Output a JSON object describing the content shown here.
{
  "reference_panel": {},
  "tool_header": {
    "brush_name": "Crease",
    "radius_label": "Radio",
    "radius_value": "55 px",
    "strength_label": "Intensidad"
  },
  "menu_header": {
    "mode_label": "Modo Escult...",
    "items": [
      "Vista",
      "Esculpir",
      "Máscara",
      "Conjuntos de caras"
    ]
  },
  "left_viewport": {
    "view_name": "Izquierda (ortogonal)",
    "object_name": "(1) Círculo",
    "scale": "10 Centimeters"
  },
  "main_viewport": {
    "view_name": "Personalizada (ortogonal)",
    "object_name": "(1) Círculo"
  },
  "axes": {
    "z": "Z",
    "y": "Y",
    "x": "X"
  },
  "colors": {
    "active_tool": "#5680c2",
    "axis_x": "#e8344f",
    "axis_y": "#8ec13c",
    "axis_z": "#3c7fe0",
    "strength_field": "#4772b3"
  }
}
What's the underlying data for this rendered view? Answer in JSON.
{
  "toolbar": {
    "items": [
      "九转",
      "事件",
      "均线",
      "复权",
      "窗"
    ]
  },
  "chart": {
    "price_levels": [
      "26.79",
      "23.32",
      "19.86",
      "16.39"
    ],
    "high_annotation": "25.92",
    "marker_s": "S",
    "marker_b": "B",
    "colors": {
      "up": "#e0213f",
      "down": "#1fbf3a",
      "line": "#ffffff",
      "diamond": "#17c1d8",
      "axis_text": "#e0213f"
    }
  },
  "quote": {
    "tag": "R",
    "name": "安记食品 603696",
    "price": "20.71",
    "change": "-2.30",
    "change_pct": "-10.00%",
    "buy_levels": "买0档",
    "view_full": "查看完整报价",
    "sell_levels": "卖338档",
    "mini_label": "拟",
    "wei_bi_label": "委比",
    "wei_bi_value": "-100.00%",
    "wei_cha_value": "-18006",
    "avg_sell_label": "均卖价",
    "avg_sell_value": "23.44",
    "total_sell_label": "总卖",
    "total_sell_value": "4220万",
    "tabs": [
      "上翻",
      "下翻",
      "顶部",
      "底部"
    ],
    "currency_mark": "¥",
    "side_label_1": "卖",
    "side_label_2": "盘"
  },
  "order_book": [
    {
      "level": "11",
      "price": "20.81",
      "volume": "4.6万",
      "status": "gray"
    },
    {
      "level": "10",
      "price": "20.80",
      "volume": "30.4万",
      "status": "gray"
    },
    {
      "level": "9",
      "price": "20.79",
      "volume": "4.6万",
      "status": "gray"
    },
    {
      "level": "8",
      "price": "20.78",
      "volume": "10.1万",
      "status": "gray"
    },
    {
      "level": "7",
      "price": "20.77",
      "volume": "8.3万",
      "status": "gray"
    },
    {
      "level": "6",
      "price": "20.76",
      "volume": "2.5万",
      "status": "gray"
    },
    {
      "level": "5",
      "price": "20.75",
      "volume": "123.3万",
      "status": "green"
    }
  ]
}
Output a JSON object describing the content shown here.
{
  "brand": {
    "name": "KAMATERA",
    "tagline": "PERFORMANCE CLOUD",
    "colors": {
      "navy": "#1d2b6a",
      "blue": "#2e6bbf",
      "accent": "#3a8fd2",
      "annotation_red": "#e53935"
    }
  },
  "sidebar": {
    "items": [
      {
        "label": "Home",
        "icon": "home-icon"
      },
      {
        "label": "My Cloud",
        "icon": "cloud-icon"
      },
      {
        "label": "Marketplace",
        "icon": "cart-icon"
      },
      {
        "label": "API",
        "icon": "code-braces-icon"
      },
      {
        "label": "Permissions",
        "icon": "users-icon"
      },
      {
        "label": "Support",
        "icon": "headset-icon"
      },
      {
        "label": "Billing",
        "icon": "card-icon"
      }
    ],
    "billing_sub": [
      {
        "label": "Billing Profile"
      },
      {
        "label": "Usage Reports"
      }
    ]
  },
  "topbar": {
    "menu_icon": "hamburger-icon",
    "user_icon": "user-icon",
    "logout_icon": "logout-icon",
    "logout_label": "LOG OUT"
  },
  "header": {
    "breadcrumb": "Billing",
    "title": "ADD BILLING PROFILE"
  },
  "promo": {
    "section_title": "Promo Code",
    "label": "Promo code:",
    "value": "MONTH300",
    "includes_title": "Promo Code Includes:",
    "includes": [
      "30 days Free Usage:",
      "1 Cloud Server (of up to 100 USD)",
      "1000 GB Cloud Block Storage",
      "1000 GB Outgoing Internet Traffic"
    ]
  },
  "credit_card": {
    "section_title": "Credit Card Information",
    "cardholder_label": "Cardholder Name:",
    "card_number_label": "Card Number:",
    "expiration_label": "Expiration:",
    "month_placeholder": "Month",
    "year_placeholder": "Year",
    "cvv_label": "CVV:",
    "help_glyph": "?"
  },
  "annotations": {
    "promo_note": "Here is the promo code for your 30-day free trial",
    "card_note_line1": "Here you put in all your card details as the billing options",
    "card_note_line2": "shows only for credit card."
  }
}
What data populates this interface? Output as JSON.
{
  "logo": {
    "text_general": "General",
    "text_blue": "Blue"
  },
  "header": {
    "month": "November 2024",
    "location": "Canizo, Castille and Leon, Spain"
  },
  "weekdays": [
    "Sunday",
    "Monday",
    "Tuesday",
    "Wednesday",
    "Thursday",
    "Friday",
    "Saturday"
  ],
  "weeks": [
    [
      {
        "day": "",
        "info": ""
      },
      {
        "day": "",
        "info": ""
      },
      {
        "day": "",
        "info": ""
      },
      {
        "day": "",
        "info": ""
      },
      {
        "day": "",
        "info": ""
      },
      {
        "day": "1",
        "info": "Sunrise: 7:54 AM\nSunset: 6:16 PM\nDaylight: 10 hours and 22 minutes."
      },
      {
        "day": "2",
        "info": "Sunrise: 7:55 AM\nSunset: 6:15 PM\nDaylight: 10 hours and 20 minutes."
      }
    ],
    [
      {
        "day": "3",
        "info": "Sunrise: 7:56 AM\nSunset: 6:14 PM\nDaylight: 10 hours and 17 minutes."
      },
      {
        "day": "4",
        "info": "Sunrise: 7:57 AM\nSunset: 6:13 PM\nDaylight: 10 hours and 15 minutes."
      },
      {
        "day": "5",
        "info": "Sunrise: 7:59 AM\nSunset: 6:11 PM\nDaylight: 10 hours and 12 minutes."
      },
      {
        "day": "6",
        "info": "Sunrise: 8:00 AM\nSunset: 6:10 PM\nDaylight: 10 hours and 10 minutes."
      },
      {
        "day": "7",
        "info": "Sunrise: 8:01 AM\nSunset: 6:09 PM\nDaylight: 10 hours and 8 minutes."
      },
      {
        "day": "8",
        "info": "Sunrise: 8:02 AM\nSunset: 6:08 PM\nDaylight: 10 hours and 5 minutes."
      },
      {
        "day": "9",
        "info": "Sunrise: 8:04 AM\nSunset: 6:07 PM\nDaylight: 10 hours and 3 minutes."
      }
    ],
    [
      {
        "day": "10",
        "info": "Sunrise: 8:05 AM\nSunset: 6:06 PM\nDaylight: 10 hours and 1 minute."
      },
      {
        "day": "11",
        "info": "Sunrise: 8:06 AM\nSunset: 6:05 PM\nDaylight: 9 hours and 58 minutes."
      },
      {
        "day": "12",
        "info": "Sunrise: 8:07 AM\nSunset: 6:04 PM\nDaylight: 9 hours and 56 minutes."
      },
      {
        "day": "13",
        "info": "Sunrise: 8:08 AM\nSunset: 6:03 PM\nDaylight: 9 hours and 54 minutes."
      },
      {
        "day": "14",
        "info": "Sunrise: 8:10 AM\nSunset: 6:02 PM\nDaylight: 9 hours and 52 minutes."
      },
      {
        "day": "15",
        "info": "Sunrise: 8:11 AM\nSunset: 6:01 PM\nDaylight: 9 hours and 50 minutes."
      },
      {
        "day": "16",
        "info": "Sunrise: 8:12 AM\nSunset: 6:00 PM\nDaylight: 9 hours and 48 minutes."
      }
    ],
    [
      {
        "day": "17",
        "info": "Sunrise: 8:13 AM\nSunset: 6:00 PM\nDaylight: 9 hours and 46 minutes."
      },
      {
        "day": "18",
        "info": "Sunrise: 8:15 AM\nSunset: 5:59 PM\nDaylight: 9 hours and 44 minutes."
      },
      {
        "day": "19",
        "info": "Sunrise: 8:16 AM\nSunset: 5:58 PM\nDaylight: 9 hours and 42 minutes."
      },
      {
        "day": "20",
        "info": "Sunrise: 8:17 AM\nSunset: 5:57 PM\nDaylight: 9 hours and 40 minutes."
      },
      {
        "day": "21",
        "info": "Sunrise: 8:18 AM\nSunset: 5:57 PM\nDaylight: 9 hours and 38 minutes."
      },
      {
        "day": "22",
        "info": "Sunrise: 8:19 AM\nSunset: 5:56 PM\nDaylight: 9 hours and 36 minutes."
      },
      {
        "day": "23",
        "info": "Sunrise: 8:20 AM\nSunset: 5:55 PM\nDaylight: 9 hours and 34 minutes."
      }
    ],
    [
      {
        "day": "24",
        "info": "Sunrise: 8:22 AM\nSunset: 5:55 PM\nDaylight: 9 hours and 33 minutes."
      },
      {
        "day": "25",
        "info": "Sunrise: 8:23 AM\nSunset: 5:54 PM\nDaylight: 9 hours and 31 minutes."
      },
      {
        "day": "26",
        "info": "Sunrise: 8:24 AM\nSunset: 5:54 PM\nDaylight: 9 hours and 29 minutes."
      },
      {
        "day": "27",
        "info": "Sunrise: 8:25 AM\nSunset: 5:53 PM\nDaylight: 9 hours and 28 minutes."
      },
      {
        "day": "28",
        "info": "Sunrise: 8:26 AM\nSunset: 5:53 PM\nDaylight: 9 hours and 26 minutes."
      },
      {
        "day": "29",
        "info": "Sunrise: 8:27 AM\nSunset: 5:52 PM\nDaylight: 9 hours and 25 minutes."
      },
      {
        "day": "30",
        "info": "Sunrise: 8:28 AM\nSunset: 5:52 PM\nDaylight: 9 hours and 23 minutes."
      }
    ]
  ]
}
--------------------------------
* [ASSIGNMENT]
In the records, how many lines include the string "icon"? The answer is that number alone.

* [OUTPUT OF THE EXERCISE]
10